Federal Reserve bank desires, or is invited as in the two classes
of cases referred to in the beginning of this letter, to submit or
participate in the submission to any Government Department or agency
any question which may be of concern to the Board or which may be
of System interest, the Board be advised immediately so that steps
may be taken to determine how best to submit the questions, including the extent to which other Federal Reserve banks or the Board,
or both, should take part and that the Board be furnished without
delay all correspondence relating thereto*
Most matters of importance do not arrive at a point where
action must be taken without having had some advance indication
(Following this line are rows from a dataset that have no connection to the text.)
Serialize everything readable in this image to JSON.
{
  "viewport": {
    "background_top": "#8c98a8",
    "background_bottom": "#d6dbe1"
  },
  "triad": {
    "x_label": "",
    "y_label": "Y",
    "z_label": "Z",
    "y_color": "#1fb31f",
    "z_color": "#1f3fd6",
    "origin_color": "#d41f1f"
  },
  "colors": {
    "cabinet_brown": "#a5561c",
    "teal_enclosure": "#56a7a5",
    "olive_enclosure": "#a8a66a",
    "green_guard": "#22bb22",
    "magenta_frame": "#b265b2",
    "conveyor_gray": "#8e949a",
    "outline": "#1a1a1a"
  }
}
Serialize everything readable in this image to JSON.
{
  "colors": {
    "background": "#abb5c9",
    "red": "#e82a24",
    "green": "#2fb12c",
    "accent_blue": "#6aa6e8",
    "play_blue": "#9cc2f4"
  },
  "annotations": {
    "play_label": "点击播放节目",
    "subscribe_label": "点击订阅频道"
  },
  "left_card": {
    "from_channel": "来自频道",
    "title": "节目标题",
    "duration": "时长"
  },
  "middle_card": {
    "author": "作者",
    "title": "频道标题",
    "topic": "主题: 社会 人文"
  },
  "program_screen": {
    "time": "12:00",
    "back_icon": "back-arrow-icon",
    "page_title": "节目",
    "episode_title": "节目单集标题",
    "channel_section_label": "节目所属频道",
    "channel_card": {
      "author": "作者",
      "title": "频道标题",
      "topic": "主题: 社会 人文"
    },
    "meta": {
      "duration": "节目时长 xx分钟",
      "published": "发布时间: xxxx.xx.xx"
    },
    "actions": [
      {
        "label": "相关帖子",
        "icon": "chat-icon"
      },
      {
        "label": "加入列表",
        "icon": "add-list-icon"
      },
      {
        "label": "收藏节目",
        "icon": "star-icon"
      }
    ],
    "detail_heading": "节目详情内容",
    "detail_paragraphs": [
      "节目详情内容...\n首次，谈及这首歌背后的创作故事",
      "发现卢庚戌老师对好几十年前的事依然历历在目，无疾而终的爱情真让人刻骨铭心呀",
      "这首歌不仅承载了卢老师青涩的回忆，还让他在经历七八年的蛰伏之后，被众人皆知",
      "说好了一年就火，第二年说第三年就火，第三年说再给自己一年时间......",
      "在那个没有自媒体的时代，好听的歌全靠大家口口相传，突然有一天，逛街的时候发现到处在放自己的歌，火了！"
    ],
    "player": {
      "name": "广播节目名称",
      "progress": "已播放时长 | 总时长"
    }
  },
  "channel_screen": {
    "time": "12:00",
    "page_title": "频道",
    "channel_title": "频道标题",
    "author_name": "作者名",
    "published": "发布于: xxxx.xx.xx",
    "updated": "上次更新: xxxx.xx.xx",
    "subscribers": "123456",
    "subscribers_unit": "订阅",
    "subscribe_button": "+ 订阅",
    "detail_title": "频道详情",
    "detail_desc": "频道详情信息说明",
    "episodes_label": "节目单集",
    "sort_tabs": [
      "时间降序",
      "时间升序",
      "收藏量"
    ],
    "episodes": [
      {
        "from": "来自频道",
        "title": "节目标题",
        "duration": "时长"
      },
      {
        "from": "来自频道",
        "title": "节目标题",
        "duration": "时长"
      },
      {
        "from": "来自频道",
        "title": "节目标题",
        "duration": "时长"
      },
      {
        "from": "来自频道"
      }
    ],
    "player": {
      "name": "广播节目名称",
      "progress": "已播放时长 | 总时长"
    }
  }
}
that they might arise which should give the Federal Reserve bank
time within which it may communicate with the Board* The Board
prefers for obvious reasons that this be done in a written communication addressed to the Board of Governors but if, for some exceptional reason, there is not sufficient time for this, a telephone
call from your bank to my office will enable us to arrange to see
that the matter is brought to the attention of the Board promptly.




Very truly yours,

Chester Morrill,
Secretary*